Story. I love that word. Someone is telling a story. Is anyone listening?
My friend Sally has three sons and she told me this story. One of her sons went away to Calcutta one November with a group from his secondary school, an exercise devised to help boys grow into men. To help open their hearts to how others live in this world, to enable them to grow in compassion for their fellow man.
He returned home in good form, but reticent. Told his family how mind-blowing the experience had been, described the elements of a place they had never been, told how the students had daily debriefing sessions at which they wrote their personal diaries and discussed everything that had happened. Reflection on experience is, after all, one of the great learning tools available to man. The family heard about the orphanage where the poorest of children were cared for. They closed their eyes and winced as he described the abject poverty of the railway children in Calcutta. But something was missing. His narrative was incomplete.
Sunday came. Like all of us, Sally’s family had their routines. Mass, a brisk walk in the woods, and dinner at home with the grandparents that evening. Conversation came around to the Calcutta “trip”. The young man was conversing in the way polite people do, not monopolizing, but answering questions, telling anecdotes, making sure to protect his listeners from the impact of deep personal insights he had had.
“Enough” came the voice of his Grandad, as he placed his knife and fork side by side on his dinner plate.
“Young man, would you ever do us all a favour and start at the beginning. You’re telling this story in bits and pieces and I’d love to hear you do it justice”
The young man checked with his parents, unaware of their needs. They had sent a boy away for a little over two weeks, and received a man home. They wanted to hear the story too. Every word of it.
He stood up, nervously pushed his chair against the dining table, and placed his hands on its back. He began to speak.

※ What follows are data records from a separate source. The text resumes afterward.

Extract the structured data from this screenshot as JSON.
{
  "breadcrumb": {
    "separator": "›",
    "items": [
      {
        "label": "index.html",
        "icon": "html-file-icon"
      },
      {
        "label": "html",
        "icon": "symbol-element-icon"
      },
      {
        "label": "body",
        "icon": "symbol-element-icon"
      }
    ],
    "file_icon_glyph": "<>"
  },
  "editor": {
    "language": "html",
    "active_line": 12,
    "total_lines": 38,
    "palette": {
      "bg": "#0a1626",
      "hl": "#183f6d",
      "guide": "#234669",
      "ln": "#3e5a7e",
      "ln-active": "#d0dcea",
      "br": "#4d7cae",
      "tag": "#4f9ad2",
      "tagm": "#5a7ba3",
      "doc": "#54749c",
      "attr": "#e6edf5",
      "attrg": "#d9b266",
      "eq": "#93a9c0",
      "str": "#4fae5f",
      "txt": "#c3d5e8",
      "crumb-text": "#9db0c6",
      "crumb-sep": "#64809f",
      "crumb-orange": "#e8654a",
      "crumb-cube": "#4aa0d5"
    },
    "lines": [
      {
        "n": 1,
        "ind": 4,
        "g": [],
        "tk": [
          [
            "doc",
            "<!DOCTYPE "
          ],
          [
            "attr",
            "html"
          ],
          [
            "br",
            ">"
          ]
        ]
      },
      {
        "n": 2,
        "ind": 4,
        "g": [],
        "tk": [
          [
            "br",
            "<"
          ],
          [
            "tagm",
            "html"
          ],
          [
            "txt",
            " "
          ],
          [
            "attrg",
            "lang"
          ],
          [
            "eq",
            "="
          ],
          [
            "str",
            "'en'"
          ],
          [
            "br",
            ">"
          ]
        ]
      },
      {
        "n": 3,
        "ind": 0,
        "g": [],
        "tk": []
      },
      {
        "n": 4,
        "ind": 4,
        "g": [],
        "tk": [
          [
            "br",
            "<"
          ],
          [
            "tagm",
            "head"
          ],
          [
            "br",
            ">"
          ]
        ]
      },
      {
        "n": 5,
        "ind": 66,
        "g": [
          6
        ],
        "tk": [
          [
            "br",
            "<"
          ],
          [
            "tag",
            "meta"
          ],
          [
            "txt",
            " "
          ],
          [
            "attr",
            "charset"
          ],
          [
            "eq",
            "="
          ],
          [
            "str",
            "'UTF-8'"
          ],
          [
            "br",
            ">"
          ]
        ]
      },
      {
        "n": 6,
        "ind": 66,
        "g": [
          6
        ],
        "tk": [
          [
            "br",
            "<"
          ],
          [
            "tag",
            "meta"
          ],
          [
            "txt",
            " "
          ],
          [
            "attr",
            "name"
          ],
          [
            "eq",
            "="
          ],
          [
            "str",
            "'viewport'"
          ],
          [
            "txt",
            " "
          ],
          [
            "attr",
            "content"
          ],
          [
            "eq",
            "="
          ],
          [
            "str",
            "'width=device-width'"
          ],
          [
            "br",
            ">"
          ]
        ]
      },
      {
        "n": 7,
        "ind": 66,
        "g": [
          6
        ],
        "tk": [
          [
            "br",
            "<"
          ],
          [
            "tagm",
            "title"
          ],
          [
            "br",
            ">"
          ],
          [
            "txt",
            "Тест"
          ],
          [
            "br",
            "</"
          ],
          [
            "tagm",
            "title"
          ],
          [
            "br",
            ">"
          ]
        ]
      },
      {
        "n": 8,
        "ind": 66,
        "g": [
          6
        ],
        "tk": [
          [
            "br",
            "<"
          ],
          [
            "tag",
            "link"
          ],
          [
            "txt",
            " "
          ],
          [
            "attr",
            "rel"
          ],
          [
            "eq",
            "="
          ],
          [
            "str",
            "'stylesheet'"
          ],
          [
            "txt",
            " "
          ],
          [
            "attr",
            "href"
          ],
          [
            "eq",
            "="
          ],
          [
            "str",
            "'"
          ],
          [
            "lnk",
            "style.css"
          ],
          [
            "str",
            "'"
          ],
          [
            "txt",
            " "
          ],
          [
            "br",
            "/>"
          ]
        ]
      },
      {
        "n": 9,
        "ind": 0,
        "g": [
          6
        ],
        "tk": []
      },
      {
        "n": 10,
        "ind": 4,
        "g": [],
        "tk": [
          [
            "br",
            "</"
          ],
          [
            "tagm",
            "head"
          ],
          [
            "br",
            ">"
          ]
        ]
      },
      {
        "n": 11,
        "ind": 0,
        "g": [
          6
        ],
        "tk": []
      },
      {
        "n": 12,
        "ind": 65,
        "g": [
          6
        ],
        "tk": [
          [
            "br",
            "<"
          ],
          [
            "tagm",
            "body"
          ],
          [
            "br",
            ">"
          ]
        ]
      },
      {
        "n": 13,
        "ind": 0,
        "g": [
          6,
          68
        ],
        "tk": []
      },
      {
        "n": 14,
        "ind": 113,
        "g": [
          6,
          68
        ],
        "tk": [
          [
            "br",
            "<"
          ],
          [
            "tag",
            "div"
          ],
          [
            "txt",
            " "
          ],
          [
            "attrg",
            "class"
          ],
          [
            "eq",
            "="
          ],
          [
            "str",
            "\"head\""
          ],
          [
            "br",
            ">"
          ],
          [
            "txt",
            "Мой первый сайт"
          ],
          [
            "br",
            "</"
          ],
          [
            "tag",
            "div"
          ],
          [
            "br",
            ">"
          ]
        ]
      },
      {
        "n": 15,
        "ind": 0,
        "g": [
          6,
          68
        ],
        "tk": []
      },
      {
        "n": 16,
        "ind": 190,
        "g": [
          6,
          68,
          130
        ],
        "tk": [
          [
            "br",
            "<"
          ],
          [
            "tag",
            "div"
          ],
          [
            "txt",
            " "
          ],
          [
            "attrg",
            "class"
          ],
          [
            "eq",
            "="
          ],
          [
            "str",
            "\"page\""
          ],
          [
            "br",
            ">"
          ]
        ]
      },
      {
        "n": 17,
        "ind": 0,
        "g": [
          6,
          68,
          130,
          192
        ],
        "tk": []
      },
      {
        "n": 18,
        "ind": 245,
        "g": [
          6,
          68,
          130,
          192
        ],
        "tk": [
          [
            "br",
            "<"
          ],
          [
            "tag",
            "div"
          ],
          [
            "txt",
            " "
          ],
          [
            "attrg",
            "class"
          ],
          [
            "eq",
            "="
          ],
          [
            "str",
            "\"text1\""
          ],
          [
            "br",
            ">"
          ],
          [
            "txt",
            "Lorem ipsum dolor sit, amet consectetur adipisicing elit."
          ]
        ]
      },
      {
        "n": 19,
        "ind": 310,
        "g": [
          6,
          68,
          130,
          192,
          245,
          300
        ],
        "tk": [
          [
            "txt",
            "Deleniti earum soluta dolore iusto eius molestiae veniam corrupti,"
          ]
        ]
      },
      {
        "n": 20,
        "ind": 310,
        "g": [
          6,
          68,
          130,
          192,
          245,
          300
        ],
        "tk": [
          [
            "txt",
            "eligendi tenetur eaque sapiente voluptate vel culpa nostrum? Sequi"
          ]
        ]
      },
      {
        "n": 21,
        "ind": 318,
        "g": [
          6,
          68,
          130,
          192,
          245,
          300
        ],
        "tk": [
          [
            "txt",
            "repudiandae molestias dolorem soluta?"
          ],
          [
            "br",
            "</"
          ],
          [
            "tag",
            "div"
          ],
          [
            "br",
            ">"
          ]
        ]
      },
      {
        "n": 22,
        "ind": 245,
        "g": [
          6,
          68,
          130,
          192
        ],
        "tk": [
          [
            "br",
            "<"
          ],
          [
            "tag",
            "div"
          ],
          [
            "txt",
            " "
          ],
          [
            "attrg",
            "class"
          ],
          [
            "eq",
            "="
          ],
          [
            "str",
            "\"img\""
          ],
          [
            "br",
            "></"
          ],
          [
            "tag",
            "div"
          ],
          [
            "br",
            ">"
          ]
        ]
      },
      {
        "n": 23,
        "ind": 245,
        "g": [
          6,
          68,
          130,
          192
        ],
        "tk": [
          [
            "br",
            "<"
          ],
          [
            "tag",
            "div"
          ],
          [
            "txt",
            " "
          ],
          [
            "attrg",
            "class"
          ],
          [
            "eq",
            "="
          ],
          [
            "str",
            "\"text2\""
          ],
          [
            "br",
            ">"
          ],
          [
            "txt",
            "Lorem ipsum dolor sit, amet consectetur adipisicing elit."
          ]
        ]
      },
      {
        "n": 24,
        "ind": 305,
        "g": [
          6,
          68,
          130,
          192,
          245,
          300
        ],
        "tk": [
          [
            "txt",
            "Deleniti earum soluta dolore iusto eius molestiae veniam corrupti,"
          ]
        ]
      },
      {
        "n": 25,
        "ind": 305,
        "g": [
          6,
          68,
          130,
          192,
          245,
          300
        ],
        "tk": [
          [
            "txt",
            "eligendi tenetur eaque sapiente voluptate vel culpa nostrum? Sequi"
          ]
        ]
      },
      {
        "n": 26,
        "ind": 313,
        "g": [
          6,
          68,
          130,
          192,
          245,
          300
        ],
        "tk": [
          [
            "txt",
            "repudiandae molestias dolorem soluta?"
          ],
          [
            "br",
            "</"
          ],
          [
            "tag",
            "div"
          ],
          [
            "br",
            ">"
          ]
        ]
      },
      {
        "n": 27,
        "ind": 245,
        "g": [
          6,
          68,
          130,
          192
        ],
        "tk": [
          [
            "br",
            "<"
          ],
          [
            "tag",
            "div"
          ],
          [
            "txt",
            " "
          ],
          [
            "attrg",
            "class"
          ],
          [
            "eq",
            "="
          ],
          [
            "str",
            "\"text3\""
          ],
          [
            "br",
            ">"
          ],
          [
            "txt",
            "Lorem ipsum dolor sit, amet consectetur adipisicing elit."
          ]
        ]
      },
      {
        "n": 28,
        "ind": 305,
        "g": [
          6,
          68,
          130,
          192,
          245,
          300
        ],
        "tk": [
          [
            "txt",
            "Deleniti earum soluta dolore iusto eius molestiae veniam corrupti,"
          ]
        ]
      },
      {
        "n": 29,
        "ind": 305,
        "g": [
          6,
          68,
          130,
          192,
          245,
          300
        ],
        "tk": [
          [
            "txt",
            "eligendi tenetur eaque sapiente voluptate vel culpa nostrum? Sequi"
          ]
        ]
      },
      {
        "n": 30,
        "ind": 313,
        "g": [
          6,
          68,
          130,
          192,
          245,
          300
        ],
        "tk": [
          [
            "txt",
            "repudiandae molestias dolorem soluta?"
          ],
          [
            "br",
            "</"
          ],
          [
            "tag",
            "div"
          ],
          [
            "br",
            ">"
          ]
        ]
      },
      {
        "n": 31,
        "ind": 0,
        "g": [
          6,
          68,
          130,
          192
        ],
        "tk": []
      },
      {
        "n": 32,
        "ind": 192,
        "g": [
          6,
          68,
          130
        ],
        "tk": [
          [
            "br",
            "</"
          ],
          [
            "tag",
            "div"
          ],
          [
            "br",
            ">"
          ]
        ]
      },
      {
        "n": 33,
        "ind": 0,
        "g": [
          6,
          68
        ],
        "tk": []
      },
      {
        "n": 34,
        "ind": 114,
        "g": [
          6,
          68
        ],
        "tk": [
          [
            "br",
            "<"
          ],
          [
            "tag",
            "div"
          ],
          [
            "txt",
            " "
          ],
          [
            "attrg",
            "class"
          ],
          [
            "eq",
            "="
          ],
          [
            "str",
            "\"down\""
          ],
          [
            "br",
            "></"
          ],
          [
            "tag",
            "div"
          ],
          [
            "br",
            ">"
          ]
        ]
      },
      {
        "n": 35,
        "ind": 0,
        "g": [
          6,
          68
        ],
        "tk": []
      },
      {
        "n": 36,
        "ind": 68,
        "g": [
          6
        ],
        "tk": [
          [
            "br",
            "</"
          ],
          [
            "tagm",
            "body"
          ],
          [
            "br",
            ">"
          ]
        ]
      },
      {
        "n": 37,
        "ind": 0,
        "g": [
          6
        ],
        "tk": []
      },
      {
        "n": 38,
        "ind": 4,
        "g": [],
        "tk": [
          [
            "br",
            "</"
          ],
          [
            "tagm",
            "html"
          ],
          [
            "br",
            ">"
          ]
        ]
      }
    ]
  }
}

Time stood still. His parents, grandparents and brothers listened like their lives depended on it. You could hear a pin drop. At times, when his personal epiphany was indistinguishable from the suffering he was describing, he noticed the odd teardrop trickling down someone’s cheek.
“ Will I go on..? “ he asked, wanting not to upset anyone, but knowing that at this stage of his narrative, the story was telling itself. He was just an instrument.

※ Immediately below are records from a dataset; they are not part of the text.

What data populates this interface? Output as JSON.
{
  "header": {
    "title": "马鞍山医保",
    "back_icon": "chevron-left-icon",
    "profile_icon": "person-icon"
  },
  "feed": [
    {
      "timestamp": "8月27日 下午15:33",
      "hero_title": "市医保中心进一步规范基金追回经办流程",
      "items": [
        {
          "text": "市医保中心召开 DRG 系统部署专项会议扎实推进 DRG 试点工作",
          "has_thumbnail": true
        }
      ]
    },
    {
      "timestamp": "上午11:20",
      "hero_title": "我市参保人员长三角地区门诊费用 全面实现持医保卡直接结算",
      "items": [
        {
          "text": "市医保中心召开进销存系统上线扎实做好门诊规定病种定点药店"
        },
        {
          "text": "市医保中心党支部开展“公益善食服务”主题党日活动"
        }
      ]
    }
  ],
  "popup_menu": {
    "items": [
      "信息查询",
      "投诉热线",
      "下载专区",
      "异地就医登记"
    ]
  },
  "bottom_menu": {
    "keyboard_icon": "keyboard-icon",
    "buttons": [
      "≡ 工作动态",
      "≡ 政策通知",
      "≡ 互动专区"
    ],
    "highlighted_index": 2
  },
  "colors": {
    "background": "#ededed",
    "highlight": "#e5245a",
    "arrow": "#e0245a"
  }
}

All six listeners nodded their heads in spellbound assent.
He continued. The story began to flow again from his lips.
When he finished, the air in the room was golden. Everybody sat still in the capsule spun by the story.

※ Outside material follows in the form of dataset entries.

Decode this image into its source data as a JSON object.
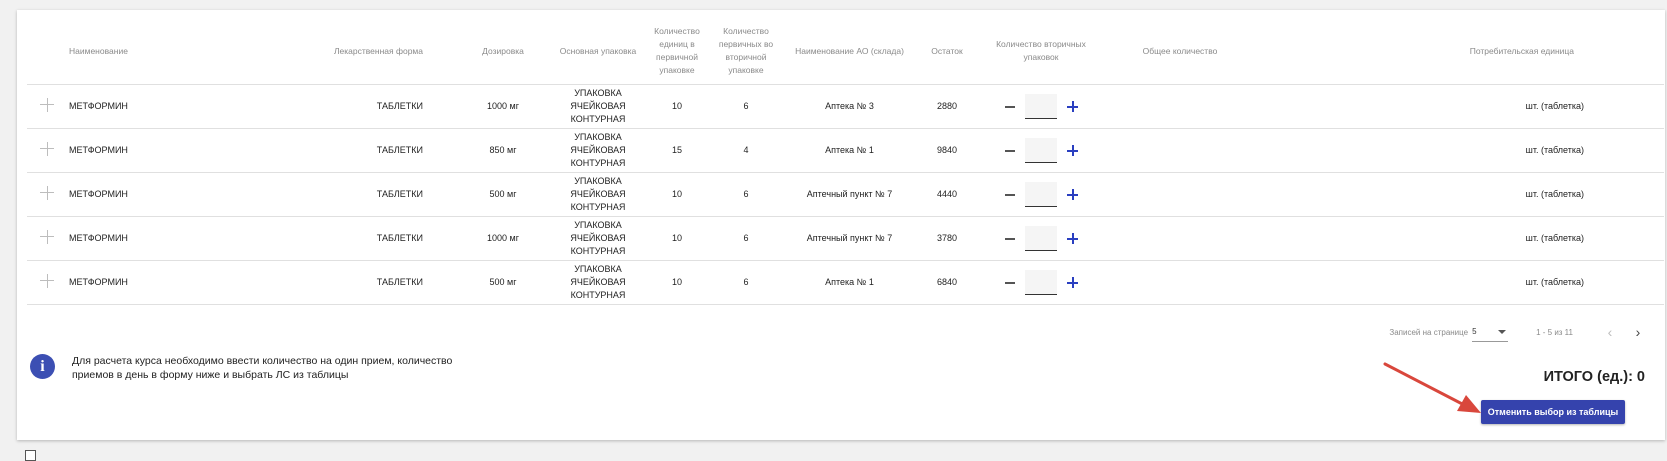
{
  "table": {
    "headers": {
      "name": "Наименование",
      "form": "Лекарственная форма",
      "dosage": "Дозировка",
      "package": "Основная упаковка",
      "units_primary": "Количество единиц в первичной упаковке",
      "primary_in_secondary": "Количество первичных во вторичной упаковке",
      "pharmacy": "Наименование АО (склада)",
      "remain": "Остаток",
      "secondary_count": "Количество вторичных упаковок",
      "total_count": "Общее количество",
      "consumer_unit": "Потребительская единица"
    },
    "rows": [
      {
        "name": "МЕТФОРМИН",
        "form": "ТАБЛЕТКИ",
        "dosage": "1000 мг",
        "package": "УПАКОВКА ЯЧЕЙКОВАЯ КОНТУРНАЯ",
        "units_primary": "10",
        "primary_in_secondary": "6",
        "pharmacy": "Аптека № 3",
        "remain": "2880",
        "qty": "",
        "total": "",
        "consumer_unit": "шт. (таблетка)"
      },
      {
        "name": "МЕТФОРМИН",
        "form": "ТАБЛЕТКИ",
        "dosage": "850 мг",
        "package": "УПАКОВКА ЯЧЕЙКОВАЯ КОНТУРНАЯ",
        "units_primary": "15",
        "primary_in_secondary": "4",
        "pharmacy": "Аптека № 1",
        "remain": "9840",
        "qty": "",
        "total": "",
        "consumer_unit": "шт. (таблетка)"
      },
      {
        "name": "МЕТФОРМИН",
        "form": "ТАБЛЕТКИ",
        "dosage": "500 мг",
        "package": "УПАКОВКА ЯЧЕЙКОВАЯ КОНТУРНАЯ",
        "units_primary": "10",
        "primary_in_secondary": "6",
        "pharmacy": "Аптечный пункт № 7",
        "remain": "4440",
        "qty": "",
        "total": "",
        "consumer_unit": "шт. (таблетка)"
      },
      {
        "name": "МЕТФОРМИН",
        "form": "ТАБЛЕТКИ",
        "dosage": "1000 мг",
        "package": "УПАКОВКА ЯЧЕЙКОВАЯ КОНТУРНАЯ",
        "units_primary": "10",
        "primary_in_secondary": "6",
        "pharmacy": "Аптечный пункт № 7",
        "remain": "3780",
        "qty": "",
        "total": "",
        "consumer_unit": "шт. (таблетка)"
      },
      {
        "name": "МЕТФОРМИН",
        "form": "ТАБЛЕТКИ",
        "dosage": "500 мг",
        "package": "УПАКОВКА ЯЧЕЙКОВАЯ КОНТУРНАЯ",
        "units_primary": "10",
        "primary_in_secondary": "6",
        "pharmacy": "Аптека № 1",
        "remain": "6840",
        "qty": "",
        "total": "",
        "consumer_unit": "шт. (таблетка)"
      }
    ]
  },
  "pagination": {
    "rows_label": "Записей на странице",
    "rows_value": "5",
    "range": "1 - 5 из 11",
    "prev_icon": "chevron-left-icon",
    "next_icon": "chevron-right-icon"
  },
  "info": {
    "icon": "info-icon",
    "text": "Для расчета курса необходимо ввести количество на один прием, количество приемов в день в форму ниже и выбрать ЛС из таблицы"
  },
  "total": {
    "label": "ИТОГО (ед.): 0"
  },
  "cancel_button": {
    "label": "Отменить выбор из таблицы"
  },
  "colors": {
    "accent": "#3543ad",
    "annotation_arrow": "#d9473c"
  }
}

Finally, his Grandad spoke.
“Thank you” he said.
“Thank you for the best present you could ever have given me”
“You have made an old man’s day”
And as Sally said, the telling of the story made everyone’s day. They understood their son, his experience, its integration into his life.
KLCK Bloggers network assigned random topics to bloggers at its meeting last Monday. I was asked to write a post using the words ‘story’ and ‘lips’. This one came to mind as I’ve always been moved by how the listener has the power to let the story teller tell their tale, and by so doing, to bring it and the narrator to life.
We all have two ears and one mouth.